▶ _SOURCE MATERIAL_:
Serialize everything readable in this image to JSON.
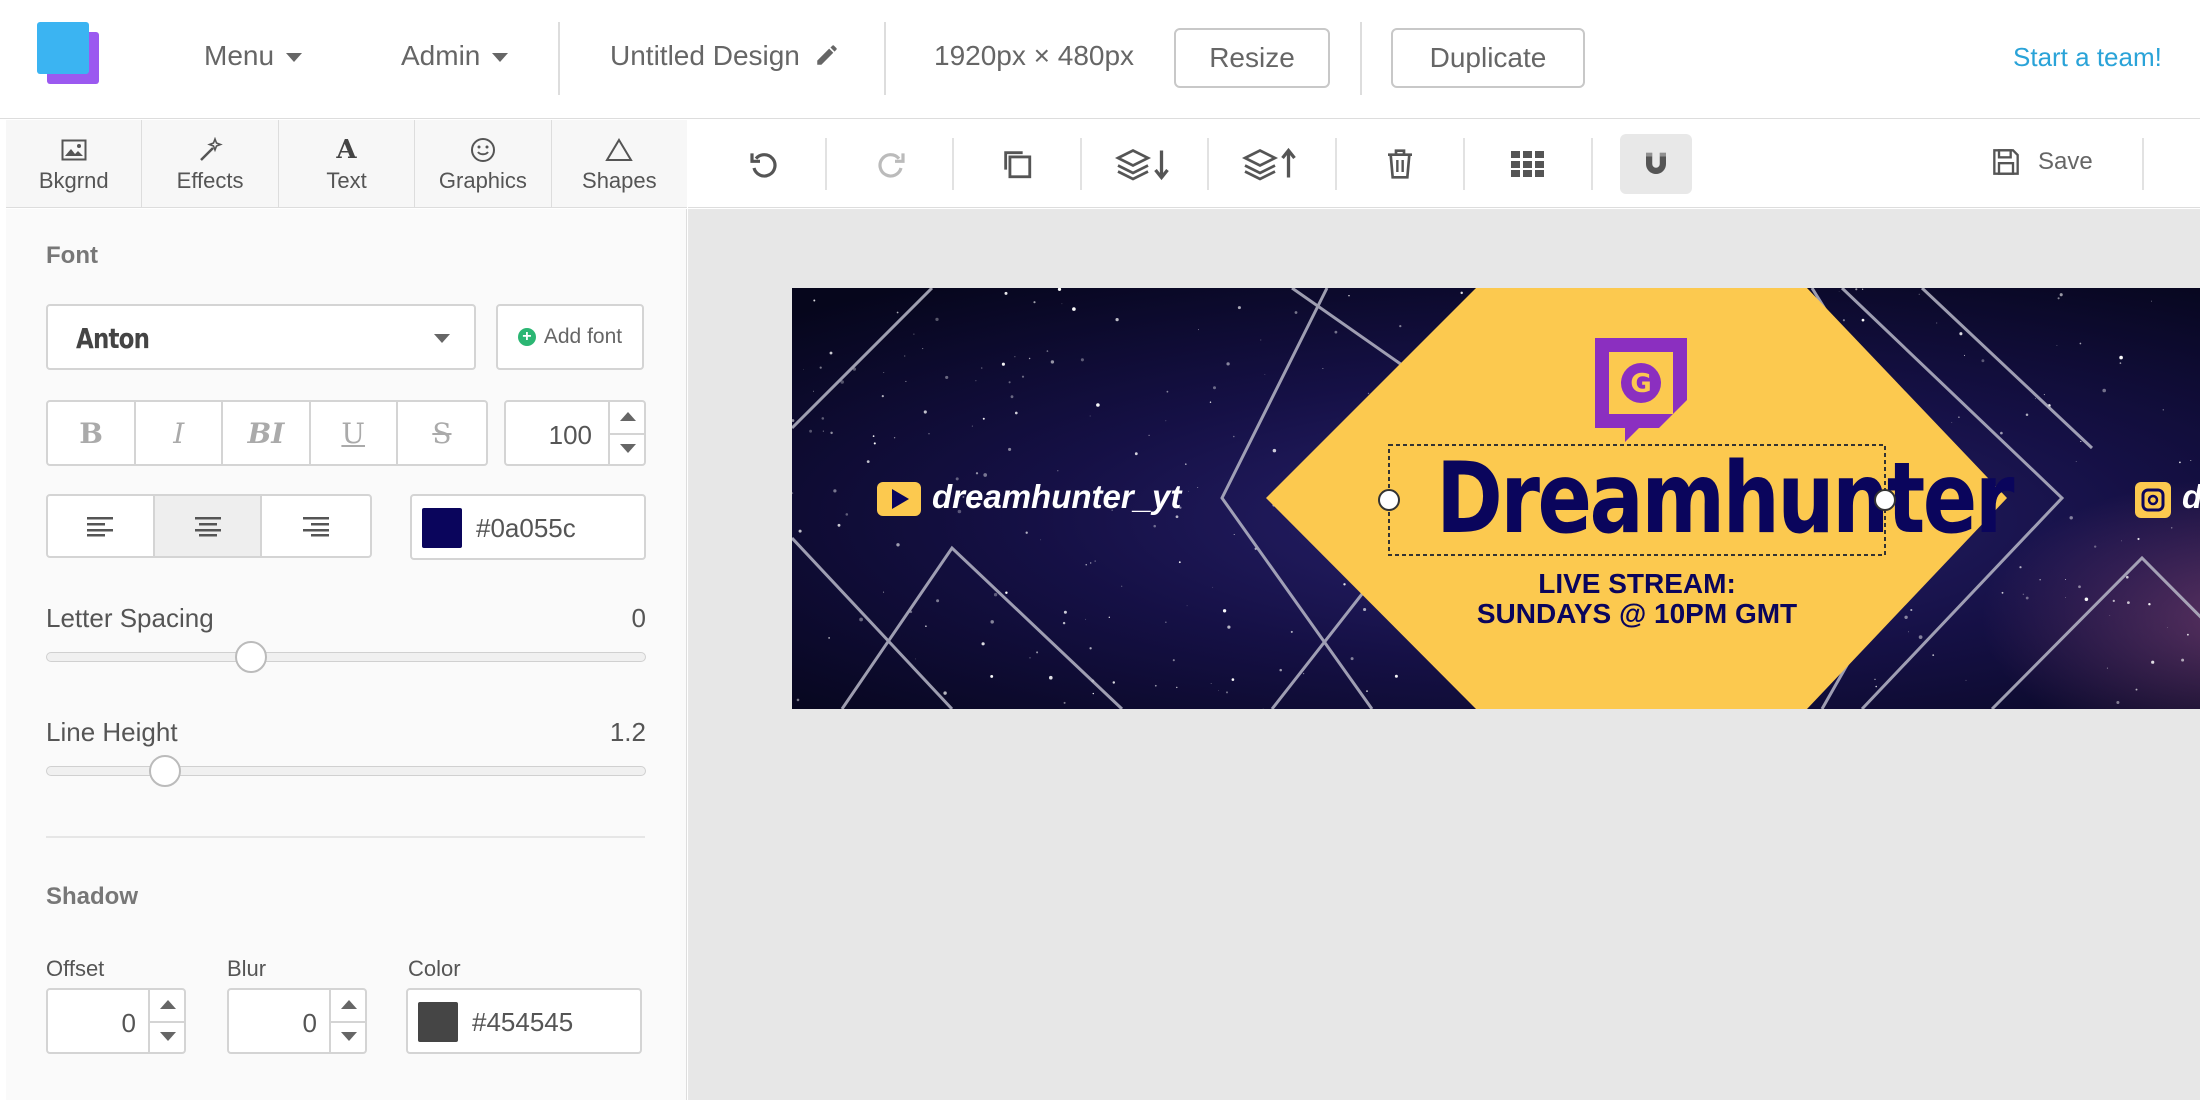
{
  "topbar": {
    "menu_label": "Menu",
    "admin_label": "Admin",
    "design_title": "Untitled Design",
    "dimensions": "1920px × 480px",
    "resize_label": "Resize",
    "duplicate_label": "Duplicate",
    "team_link": "Start a team!"
  },
  "tabs": [
    {
      "label": "Bkgrnd",
      "icon": "image-icon"
    },
    {
      "label": "Effects",
      "icon": "magic-wand-icon"
    },
    {
      "label": "Text",
      "icon": "text-icon"
    },
    {
      "label": "Graphics",
      "icon": "smiley-icon"
    },
    {
      "label": "Shapes",
      "icon": "triangle-icon"
    }
  ],
  "toolbar": {
    "save_label": "Save",
    "tools": [
      "undo-icon",
      "redo-icon",
      "copy-icon",
      "layer-down-icon",
      "layer-up-icon",
      "trash-icon",
      "grid-icon",
      "magnet-icon"
    ]
  },
  "panel": {
    "font_title": "Font",
    "font_name": "Anton",
    "add_font_label": "Add font",
    "style_buttons": [
      "B",
      "I",
      "BI",
      "U",
      "S"
    ],
    "font_size": "100",
    "align_options": [
      "align-left",
      "align-center",
      "align-right"
    ],
    "align_selected": "align-center",
    "text_color_hex": "#0a055c",
    "letter_spacing_label": "Letter Spacing",
    "letter_spacing_value": "0",
    "line_height_label": "Line Height",
    "line_height_value": "1.2",
    "shadow_title": "Shadow",
    "offset_label": "Offset",
    "offset_value": "0",
    "blur_label": "Blur",
    "blur_value": "0",
    "color_label": "Color",
    "shadow_color_hex": "#454545"
  },
  "canvas": {
    "youtube_handle": "dreamhunter_yt",
    "headline": "Dreamhunter",
    "subline_1": "LIVE STREAM:",
    "subline_2": "SUNDAYS @ 10PM GMT",
    "right_handle": "d",
    "colors": {
      "accent": "#fcc94f",
      "text": "#0a055c",
      "twitch": "#8b2fc0",
      "sky": "#0b0b2e"
    }
  }
}
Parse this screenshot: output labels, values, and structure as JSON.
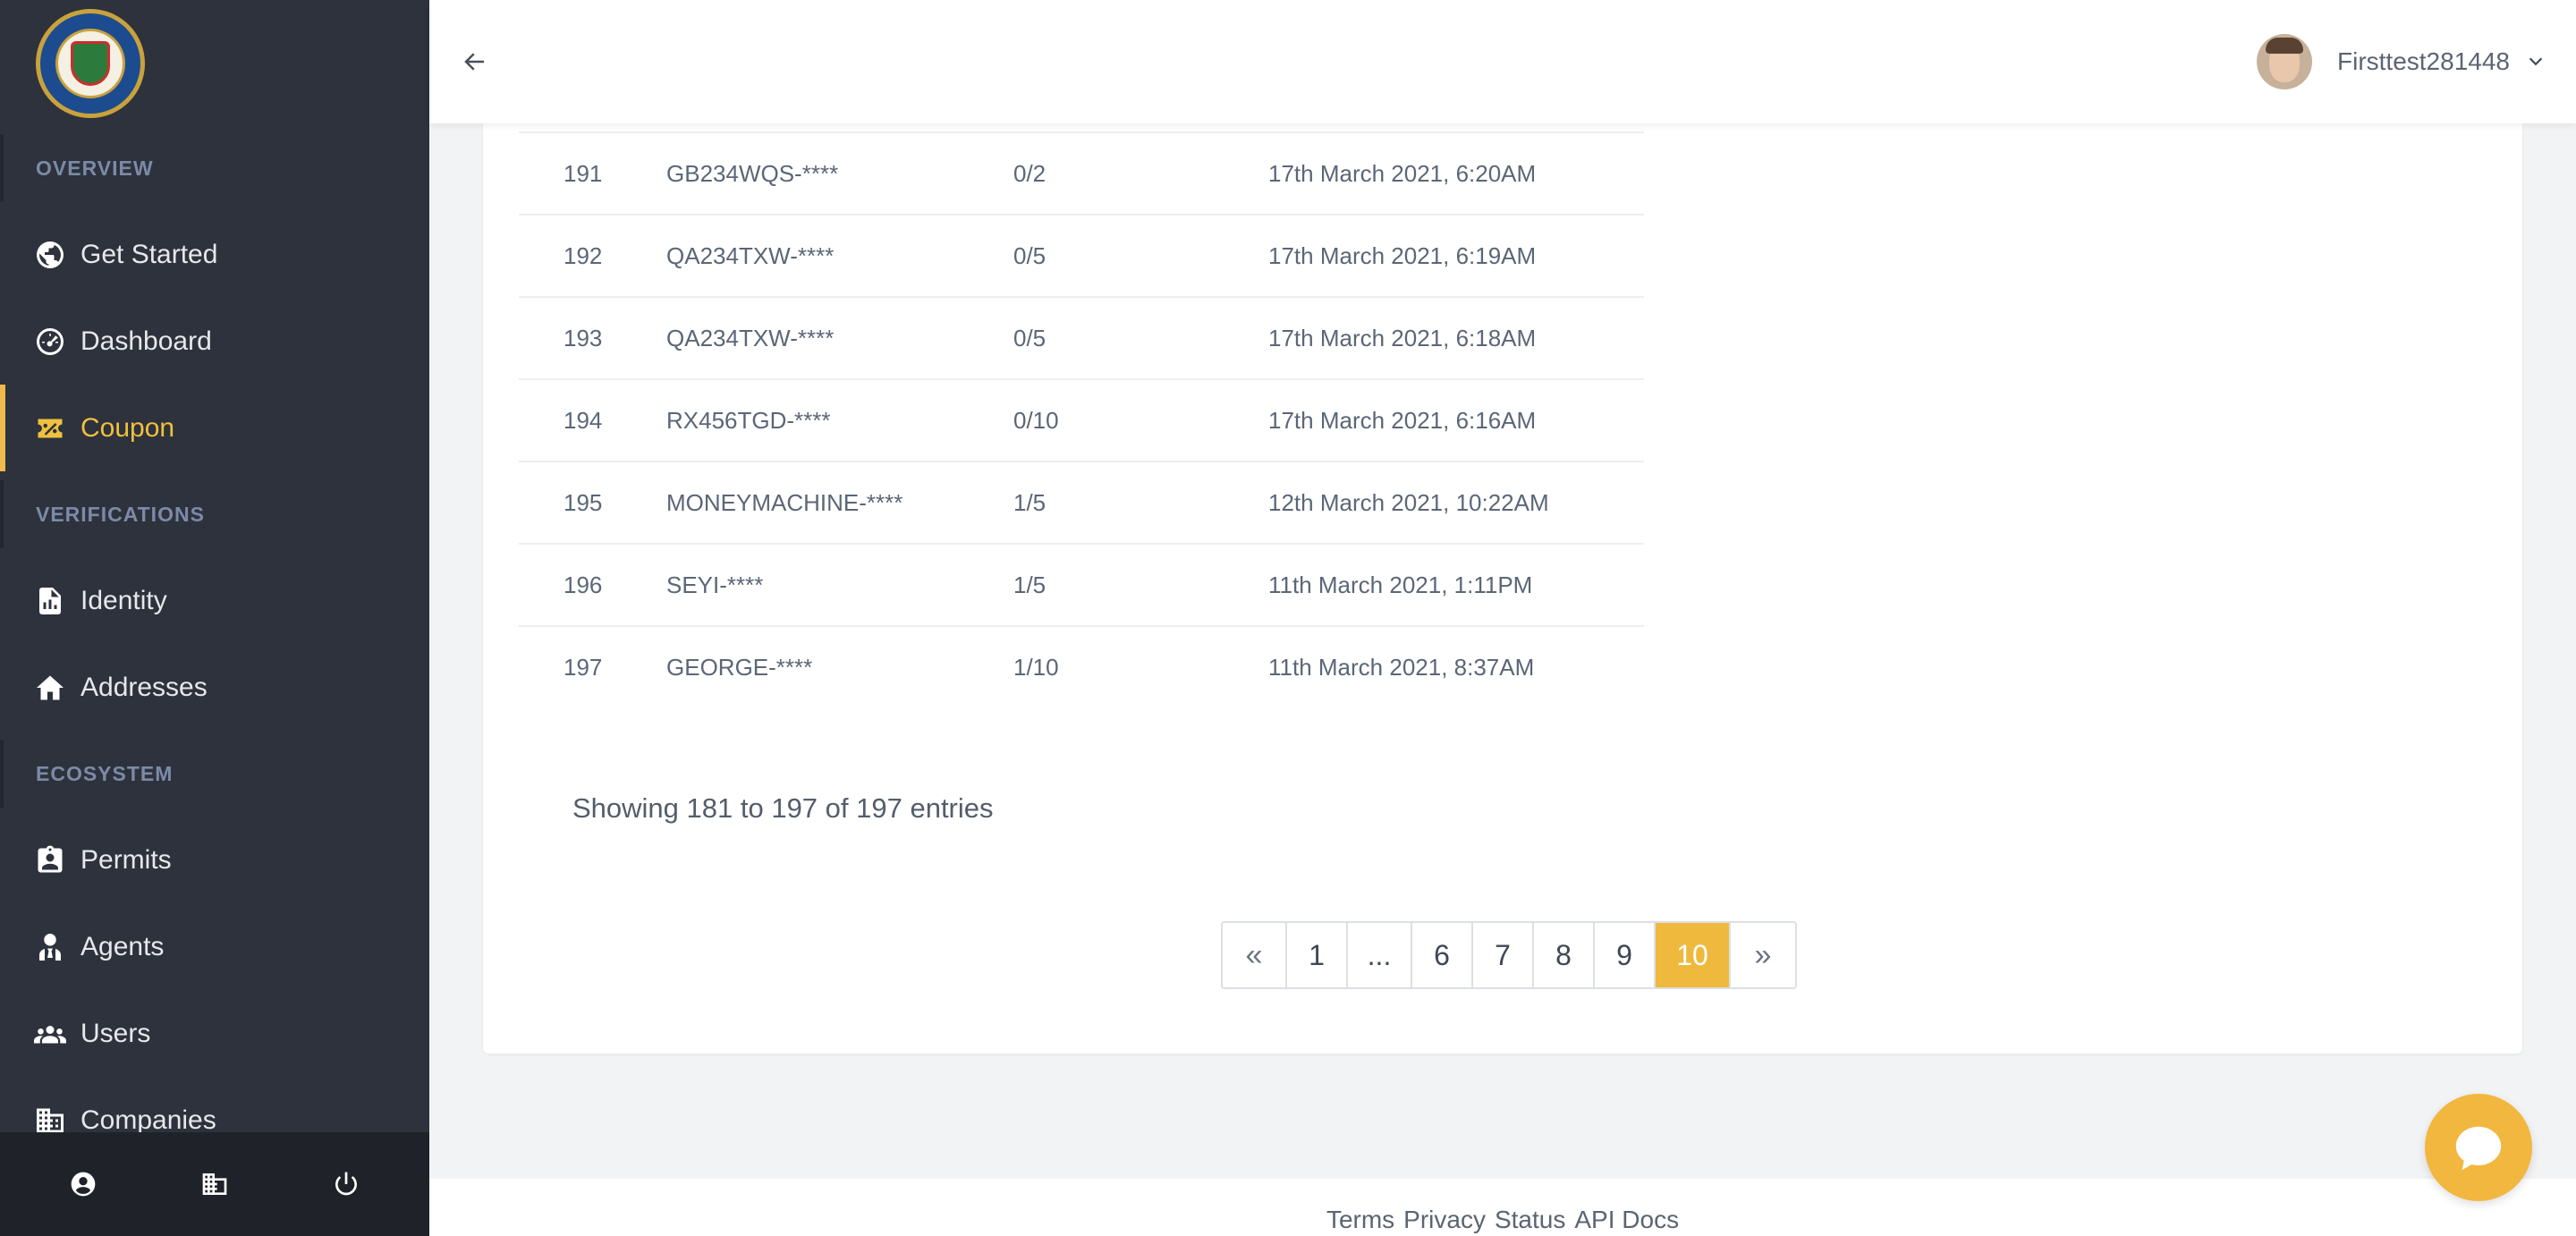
{
  "sidebar": {
    "logo_alt": "State gaming authority seal",
    "sections": [
      {
        "title": "OVERVIEW"
      },
      {
        "title": "VERIFICATIONS"
      },
      {
        "title": "ECOSYSTEM"
      }
    ],
    "items": [
      {
        "label": "Get Started",
        "icon": "globe-icon"
      },
      {
        "label": "Dashboard",
        "icon": "dashboard-gauge-icon"
      },
      {
        "label": "Coupon",
        "icon": "coupon-icon",
        "active": true
      },
      {
        "label": "Identity",
        "icon": "document-chart-icon"
      },
      {
        "label": "Addresses",
        "icon": "home-icon"
      },
      {
        "label": "Permits",
        "icon": "id-badge-icon"
      },
      {
        "label": "Agents",
        "icon": "agent-icon"
      },
      {
        "label": "Users",
        "icon": "users-icon"
      },
      {
        "label": "Companies",
        "icon": "building-icon"
      }
    ],
    "footer_icons": [
      "account-circle-icon",
      "building-icon",
      "power-icon"
    ]
  },
  "topbar": {
    "back_icon": "arrow-left-icon",
    "user_name": "Firsttest281448",
    "dropdown_icon": "chevron-down-icon"
  },
  "table": {
    "rows": [
      {
        "id": "191",
        "code": "GB234WQS-****",
        "usage": "0/2",
        "date": "17th March 2021, 6:20AM"
      },
      {
        "id": "192",
        "code": "QA234TXW-****",
        "usage": "0/5",
        "date": "17th March 2021, 6:19AM"
      },
      {
        "id": "193",
        "code": "QA234TXW-****",
        "usage": "0/5",
        "date": "17th March 2021, 6:18AM"
      },
      {
        "id": "194",
        "code": "RX456TGD-****",
        "usage": "0/10",
        "date": "17th March 2021, 6:16AM"
      },
      {
        "id": "195",
        "code": "MONEYMACHINE-****",
        "usage": "1/5",
        "date": "12th March 2021, 10:22AM"
      },
      {
        "id": "196",
        "code": "SEYI-****",
        "usage": "1/5",
        "date": "11th March 2021, 1:11PM"
      },
      {
        "id": "197",
        "code": "GEORGE-****",
        "usage": "1/10",
        "date": "11th March 2021, 8:37AM"
      }
    ]
  },
  "showing_text": "Showing 181 to 197 of 197 entries",
  "pagination": {
    "prev": "«",
    "pages": [
      "1",
      "...",
      "6",
      "7",
      "8",
      "9",
      "10"
    ],
    "active": "10",
    "next": "»"
  },
  "footer": {
    "links": [
      "Terms",
      "Privacy",
      "Status",
      "API Docs"
    ]
  },
  "colors": {
    "sidebar_bg": "#2d323c",
    "accent": "#efb93e",
    "section_title": "#7c8aa8"
  },
  "chat_icon": "chat-bubble-icon"
}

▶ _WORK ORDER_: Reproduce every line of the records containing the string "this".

▶ _TASK RESULT_:
Serialize everything readable in this image to JSON.
Parse this screenshot: output labels, values, and structure as JSON.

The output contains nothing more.